At an early preview of Beautiful: The Carole King Musical, many King fans were in attendance, gasping or nodding their heads in recognition as the opening strains of one classic composition after another filled the Stephen Sondheim Theatre. In the weeks to come, one is likely to find many more Carole King devotees in the audience of the new show. One face you won't find in the crowd, however, is Carole King.
Frankie Valli may have taken in his share of performances of Jersey Boys, and Berry Gordy, Jr., seems perfectly happy to see his career enacted in Motown — he wrote the libretto, after all — but a musical about the life of Carole King is apparently not Carole King's idea of a fun night out. As of this publishing, the famed singer-songwriter has absorbed exactly one half of a reading of the show, which has a book by Douglas McGrath.
"She came to a reading and lasted halfway through," said Sherry Kondor, the daughter of King and her 1960s writing partner and then husband Gerry Goffin. "She said 'I have to go.' I said, 'You're just going? What do I tell all these people?' She said, 'Tell them it's great. I can tell it's great. But I can't watch my life played out before me.'"
One can't blame King. The time period depicted in Beautiful — the late 1950s to the early '70s — were fecund years for King, an era when she and Goffin became one of the leading songwriting teams in the music business, the authors of iconic pop tunes like "Will You Love Me Tomorrow," "Take Good Care of My Baby," "Up on the Roof," "One Fine Day" and "The Loco-Motion." But they were also years of emotional turmoil, exacerbated by King's marrying at the tender age of 17 and quickly having two children, not to mention spouse Goffin's wandering eye and mental unmooring. The two divorced in 1968.
"I support Carole's feelings," said Cynthia Weil, King's longtime friend and half of the equally successful Brill Building tune-making team of Cynthia Weil and Barry Mann. "This show is very revealing and painful. There are moments she doesn't want to live again." Weil and Mann, meanwhile — who are also characters in the musical — are not so shy. "I find it fantastic," said Mann of the show. "I enjoy the characters." Weil added, "I feel the same way Barry does." Goffin, too, has seen it. And though his doppelganger doesn't necessarily behave handsomely in the story, he was pleased with how the production came out. "It's not exactly the way it happened," he said, "but I think it works very well for the show."
|Photo by Joan Marcus|
A musical using King's music has been in the works for years, but it didn't always tell the songwriter's story. Goffin and King were interested in seeing their work used as the score of a fictional tale. The resultant project was given a 2005 reading in Los Angeles, directed by John Rando. A second reading, in New York in 2006, had a book by Rita Rudner and others and was directed by Michael Blakemore. "It just didn't work," recalled Christine Russell, who has represented Goffin for nearly 20 years. "At that time, it was very clear we needed to tell their story.

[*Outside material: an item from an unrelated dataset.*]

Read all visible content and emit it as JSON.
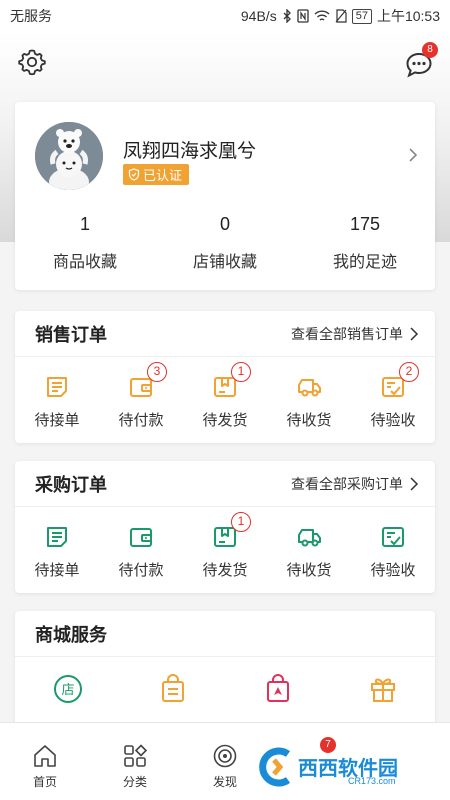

We knew that deep down, but it was a matter of getting Gerry and Carole — but mostly Carole — on board."
When Roger Faxon of EMI took the reins of the project, the conviction to tell King's story solidified. Then, producer Paul Blake and writer McGrath were brought in, and Mann and Weil's lives were weaved into the plotline. "They were an integral part of those early years," explained Russell. "And it made Gerry and Carole more comfortable. The focus wasn't all on them." Both Kondor, who is also King's manager, and Russell are executive producers of the show.
Bookwriter McGrath actually spent time with King. "Douglas interviewed all the principals before he started to write," explained Weil. "As the drafts went on, we contributed ideas and they sometimes took them and sometimes didn't."
Since then, however, King has kept her distance. "My role has been to represent Carole and her wishes insofar as I can guess them," said Kondor. "But I bring her stories of how it's going and she makes suggestions and I bring them to the producers."
Cast in the role of the tunesmith is Jessie Mueller, who has made a quick name for herself on Broadway in recent seasons with praised performances in revivals of On a Clear Day You Can See Forever and The Mystery of Edwin Drood, receiving a Tony nod for the former. At the time she auditioned, the Chicago native wasn't overly familiar with King's oeuvre. "I knew the music, but not terribly well," said Mueller. "I feel I knew her music more through James Taylor." Taylor, a friend of King's, had a hit with King's song "You've Got a Friend." "My father loved James Taylor. I knew her music through him, not knowing what it was. I think it's the same experience that the audience goes through in the first part of the show. 'Oh, she wrote that? She wrote that? She wrote that?'" Mueller was lucky enough to meet with King once and found the singer very true to her earth-mother public persona. "She has one of the most open, warm energies of any person I've ever experienced," said the actress. "Everybody felt it. When you get to meet her, you feel you know her, because she's so open."
If King ever does decide to catch a performance of Beautiful, however, the audience may not know it. "She isn't planning on coming to opening night," said Kondor. "She really isn't planning on coming at all. But you never know if she'll break down and sneak in, in a hat and sunglasses."